Give back every entry, copied exactly.

(Record excerpts)

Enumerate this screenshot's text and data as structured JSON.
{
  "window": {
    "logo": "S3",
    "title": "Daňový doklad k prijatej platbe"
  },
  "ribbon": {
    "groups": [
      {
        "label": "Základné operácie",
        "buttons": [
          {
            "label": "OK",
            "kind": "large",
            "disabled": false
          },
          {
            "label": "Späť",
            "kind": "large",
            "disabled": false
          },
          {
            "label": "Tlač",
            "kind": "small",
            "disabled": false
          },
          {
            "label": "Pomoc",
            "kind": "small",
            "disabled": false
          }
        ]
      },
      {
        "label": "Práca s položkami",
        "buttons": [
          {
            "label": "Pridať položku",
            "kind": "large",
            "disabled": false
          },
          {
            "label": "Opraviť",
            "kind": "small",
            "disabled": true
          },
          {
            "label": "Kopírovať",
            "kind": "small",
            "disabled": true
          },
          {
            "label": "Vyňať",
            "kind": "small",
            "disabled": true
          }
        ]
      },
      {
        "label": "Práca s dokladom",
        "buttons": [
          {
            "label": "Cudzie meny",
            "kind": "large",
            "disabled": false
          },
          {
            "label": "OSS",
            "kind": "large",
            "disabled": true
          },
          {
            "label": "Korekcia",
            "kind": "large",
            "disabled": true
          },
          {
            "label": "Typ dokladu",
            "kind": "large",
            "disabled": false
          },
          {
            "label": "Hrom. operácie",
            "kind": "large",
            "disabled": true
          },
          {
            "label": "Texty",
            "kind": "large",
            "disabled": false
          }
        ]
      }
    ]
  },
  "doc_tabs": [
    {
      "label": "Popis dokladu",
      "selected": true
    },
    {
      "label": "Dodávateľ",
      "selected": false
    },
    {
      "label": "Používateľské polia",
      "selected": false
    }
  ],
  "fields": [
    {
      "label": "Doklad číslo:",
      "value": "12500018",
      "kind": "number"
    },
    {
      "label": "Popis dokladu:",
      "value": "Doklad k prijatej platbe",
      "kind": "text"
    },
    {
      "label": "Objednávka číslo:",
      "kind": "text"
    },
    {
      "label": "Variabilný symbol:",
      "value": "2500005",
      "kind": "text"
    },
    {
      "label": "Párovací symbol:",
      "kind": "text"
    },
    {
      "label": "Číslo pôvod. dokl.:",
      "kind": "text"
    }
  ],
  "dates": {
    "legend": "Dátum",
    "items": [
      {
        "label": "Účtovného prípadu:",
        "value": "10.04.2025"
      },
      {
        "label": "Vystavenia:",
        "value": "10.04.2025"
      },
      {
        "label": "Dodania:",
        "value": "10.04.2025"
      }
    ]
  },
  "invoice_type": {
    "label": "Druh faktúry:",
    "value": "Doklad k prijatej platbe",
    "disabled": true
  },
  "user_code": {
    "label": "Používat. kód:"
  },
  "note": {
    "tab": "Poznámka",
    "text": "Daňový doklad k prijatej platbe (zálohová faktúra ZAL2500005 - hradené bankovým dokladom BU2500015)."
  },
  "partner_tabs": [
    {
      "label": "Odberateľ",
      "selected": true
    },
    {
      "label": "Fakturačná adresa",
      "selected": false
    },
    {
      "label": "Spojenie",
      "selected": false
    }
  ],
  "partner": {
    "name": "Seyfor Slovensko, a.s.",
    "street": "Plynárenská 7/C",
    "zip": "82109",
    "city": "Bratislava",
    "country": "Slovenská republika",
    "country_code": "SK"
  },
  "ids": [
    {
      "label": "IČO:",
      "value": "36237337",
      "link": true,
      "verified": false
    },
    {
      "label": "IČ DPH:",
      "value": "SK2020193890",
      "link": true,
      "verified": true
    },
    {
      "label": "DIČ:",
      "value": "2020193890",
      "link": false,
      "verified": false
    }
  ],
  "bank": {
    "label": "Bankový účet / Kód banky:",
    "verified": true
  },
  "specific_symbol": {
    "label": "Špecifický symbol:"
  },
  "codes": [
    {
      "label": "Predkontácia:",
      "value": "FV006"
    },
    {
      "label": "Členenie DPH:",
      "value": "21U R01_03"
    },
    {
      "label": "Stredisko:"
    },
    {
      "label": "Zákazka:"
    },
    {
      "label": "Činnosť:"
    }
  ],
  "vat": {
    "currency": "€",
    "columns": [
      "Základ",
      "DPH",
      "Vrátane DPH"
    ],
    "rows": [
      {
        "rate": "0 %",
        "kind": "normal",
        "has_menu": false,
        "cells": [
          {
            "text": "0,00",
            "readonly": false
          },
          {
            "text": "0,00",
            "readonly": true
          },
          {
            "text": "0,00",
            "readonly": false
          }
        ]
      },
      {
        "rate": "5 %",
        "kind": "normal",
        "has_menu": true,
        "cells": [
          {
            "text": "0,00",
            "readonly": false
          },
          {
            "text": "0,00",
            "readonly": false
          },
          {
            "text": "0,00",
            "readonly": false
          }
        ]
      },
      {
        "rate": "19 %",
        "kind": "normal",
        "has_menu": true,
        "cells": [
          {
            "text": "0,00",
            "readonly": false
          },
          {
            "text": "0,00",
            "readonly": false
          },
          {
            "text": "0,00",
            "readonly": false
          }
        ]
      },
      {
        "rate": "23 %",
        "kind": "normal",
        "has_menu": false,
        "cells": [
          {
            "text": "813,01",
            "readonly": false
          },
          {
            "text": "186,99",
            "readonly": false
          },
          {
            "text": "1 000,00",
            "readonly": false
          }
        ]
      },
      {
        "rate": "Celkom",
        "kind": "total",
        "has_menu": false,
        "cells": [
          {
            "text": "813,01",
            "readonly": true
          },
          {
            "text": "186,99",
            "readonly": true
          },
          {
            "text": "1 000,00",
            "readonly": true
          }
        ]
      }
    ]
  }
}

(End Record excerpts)

- _Answer box_
Enumerate this screenshot's text and data as structured JSON.
{
  "window": {
    "logo": "S3",
    "title": "Daňový doklad k prijatej platbe"
  },
  "ribbon": {
    "groups": [
      {
        "label": "Základné operácie",
        "buttons": [
          {
            "label": "OK",
            "kind": "large",
            "disabled": false
          },
          {
            "label": "Späť",
            "kind": "large",
            "disabled": false
          },
          {
            "label": "Tlač",
            "kind": "small",
            "disabled": false
          },
          {
            "label": "Pomoc",
            "kind": "small",
            "disabled": false
          }
        ]
      },
      {
        "label": "Práca s položkami",
        "buttons": [
          {
            "label": "Pridať položku",
            "kind": "large",
            "disabled": false
          },
          {
            "label": "Opraviť",
            "kind": "small",
            "disabled": true
          },
          {
            "label": "Kopírovať",
            "kind": "small",
            "disabled": true
          },
          {
            "label": "Vyňať",
            "kind": "small",
            "disabled": true
          }
        ]
      },
      {
        "label": "Práca s dokladom",
        "buttons": [
          {
            "label": "Cudzie meny",
            "kind": "large",
            "disabled": false
          },
          {
            "label": "OSS",
            "kind": "large",
            "disabled": true
          },
          {
            "label": "Korekcia",
            "kind": "large",
            "disabled": true
          },
          {
            "label": "Typ dokladu",
            "kind": "large",
            "disabled": false
          },
          {
            "label": "Hrom. operácie",
            "kind": "large",
            "disabled": true
          },
          {
            "label": "Texty",
            "kind": "large",
            "disabled": false
          }
        ]
      }
    ]
  },
  "doc_tabs": [
    {
      "label": "Popis dokladu",
      "selected": true
    },
    {
      "label": "Dodávateľ",
      "selected": false
    },
    {
      "label": "Používateľské polia",
      "selected": false
    }
  ],
  "fields": [
    {
      "label": "Doklad číslo:",
      "value": "12500018",
      "kind": "number"
    },
    {
      "label": "Popis dokladu:",
      "value": "Doklad k prijatej platbe",
      "kind": "text"
    },
    {
      "label": "Objednávka číslo:",
      "kind": "text"
    },
    {
      "label": "Variabilný symbol:",
      "value": "2500005",
      "kind": "text"
    },
    {
      "label": "Párovací symbol:",
      "kind": "text"
    },
    {
      "label": "Číslo pôvod. dokl.:",
      "kind": "text"
    }
  ],
  "dates": {
    "legend": "Dátum",
    "items": [
      {
        "label": "Účtovného prípadu:",
        "value": "10.04.2025"
      },
      {
        "label": "Vystavenia:",
        "value": "10.04.2025"
      },
      {
        "label": "Dodania:",
        "value": "10.04.2025"
      }
    ]
  },
  "invoice_type": {
    "label": "Druh faktúry:",
    "value": "Doklad k prijatej platbe",
    "disabled": true
  },
  "user_code": {
    "label": "Používat. kód:"
  },
  "note": {
    "tab": "Poznámka",
    "text": "Daňový doklad k prijatej platbe (zálohová faktúra ZAL2500005 - hradené bankovým dokladom BU2500015)."
  },
  "partner_tabs": [
    {
      "label": "Odberateľ",
      "selected": true
    },
    {
      "label": "Fakturačná adresa",
      "selected": false
    },
    {
      "label": "Spojenie",
      "selected": false
    }
  ],
  "partner": {
    "name": "Seyfor Slovensko, a.s.",
    "street": "Plynárenská 7/C",
    "zip": "82109",
    "city": "Bratislava",
    "country": "Slovenská republika",
    "country_code": "SK"
  },
  "ids": [
    {
      "label": "IČO:",
      "value": "36237337",
      "link": true,
      "verified": false
    },
    {
      "label": "IČ DPH:",
      "value": "SK2020193890",
      "link": true,
      "verified": true
    },
    {
      "label": "DIČ:",
      "value": "2020193890",
      "link": false,
      "verified": false
    }
  ],
  "bank": {
    "label": "Bankový účet / Kód banky:",
    "verified": true
  },
  "specific_symbol": {
    "label": "Špecifický symbol:"
  },
  "codes": [
    {
      "label": "Predkontácia:",
      "value": "FV006"
    },
    {
      "label": "Členenie DPH:",
      "value": "21U R01_03"
    },
    {
      "label": "Stredisko:"
    },
    {
      "label": "Zákazka:"
    },
    {
      "label": "Činnosť:"
    }
  ],
  "vat": {
    "currency": "€",
    "columns": [
      "Základ",
      "DPH",
      "Vrátane DPH"
    ],
    "rows": [
      {
        "rate": "0 %",
        "kind": "normal",
        "has_menu": false,
        "cells": [
          {
            "text": "0,00",
            "readonly": false
          },
          {
            "text": "0,00",
            "readonly": true
          },
          {
            "text": "0,00",
            "readonly": false
          }
        ]
      },
      {
        "rate": "5 %",
        "kind": "normal",
        "has_menu": true,
        "cells": [
          {
            "text": "0,00",
            "readonly": false
          },
          {
            "text": "0,00",
            "readonly": false
          },
          {
            "text": "0,00",
            "readonly": false
          }
        ]
      },
      {
        "rate": "19 %",
        "kind": "normal",
        "has_menu": true,
        "cells": [
          {
            "text": "0,00",
            "readonly": false
          },
          {
            "text": "0,00",
            "readonly": false
          },
          {
            "text": "0,00",
            "readonly": false
          }
        ]
      },
      {
        "rate": "23 %",
        "kind": "normal",
        "has_menu": false,
        "cells": [
          {
            "text": "813,01",
            "readonly": false
          },
          {
            "text": "186,99",
            "readonly": false
          },
          {
            "text": "1 000,00",
            "readonly": false
          }
        ]
      },
      {
        "rate": "Celkom",
        "kind": "total",
        "has_menu": false,
        "cells": [
          {
            "text": "813,01",
            "readonly": true
          },
          {
            "text": "186,99",
            "readonly": true
          },
          {
            "text": "1 000,00",
            "readonly": true
          }
        ]
      }
    ]
  }
}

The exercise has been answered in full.